“Intimacy isn’t just sex,” adds Bob, “it’s all-encompassing. There’s so much to be gained by sex not being the main feature.”
Ultimately, successful lovemaking is about being relaxed and unselfconscious, says 85-year-old American sex educator, Betty Dodson. Her YouTube videos, which are very much on the racy end of the spectrum, reflect her conviction that age brings women the courage to show their partners what they like and share what they’ve learnt so far. Her vivid description of sexual inexperience – “You’re both out there in the dark fumbling” – perfectly encapsulates her view that sex among the spring chickens of this world is vastly overrated.
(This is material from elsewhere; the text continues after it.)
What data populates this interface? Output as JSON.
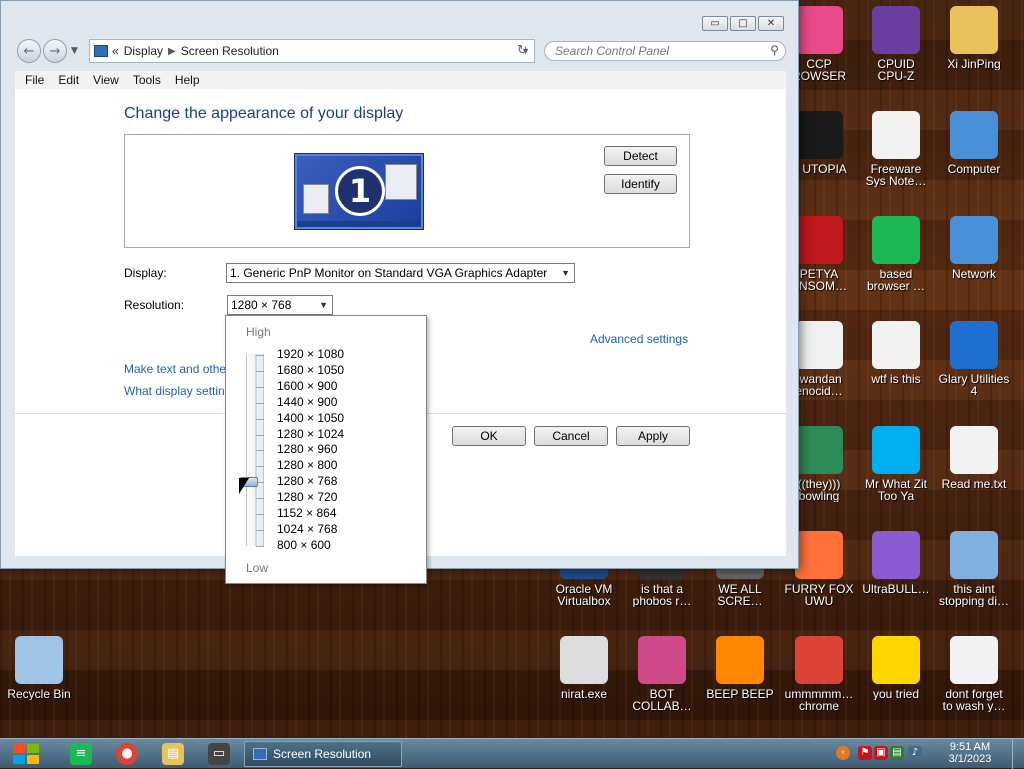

Chelsea-based psychosexual therapist Cate Mackenzie, who treats many people in their fifties and sixties, agrees that confidence is all when it comes to happiness in the bedroom. “It doesn’t matter two hoots how beautiful you are, what matters is inner confidence and that can grow as you get older,” she says. “If people feel good about themselves then that is sexy no matter what.”
Has EJ James’s blockbuster created undue pressures on the over fifties to be wild and wanton in the bedroom? “Maybe,” says Mackenzie. “But I also think it’s opened things up. People feel they now have permission to be playful and try out new things.” It’s opened doors for us to experiment sexually. And that’s a good thing, surely?
• On growing old disgracefully: Journalist India Knight’s zippy, rumbustious book In Your Prime covers the joys of mid-life, tackling everything from the menopause to Vi-Spring beds. It isn’t a sex book as such, more a manual designed to make women feel better – and more bouncy – with age
• On embracing the menopause (without the New Age nonsense): Former banker Jill Shaw Ruddock’s book The Second Half of Your Life explores everything from hormones to sex toys in a sensitive, serious-minded way
• On having earth-shattering sex after 50, never mind the lumps and bumps: US psychologist Dr David Schnarch, author of The Passionate Marriage, believes that the middle and later years are potentially a golden time sexually. “People are capable of much better sex and intimacy as they mature,” says Dr Schnarch. “Cellulite and sexual potential are highly correlated.”
• On medical matters: WebMD, the New York based corporation that provides health news and advice, covers some of the physiological changes that if left untreated can affect our enjoyment of sex as we age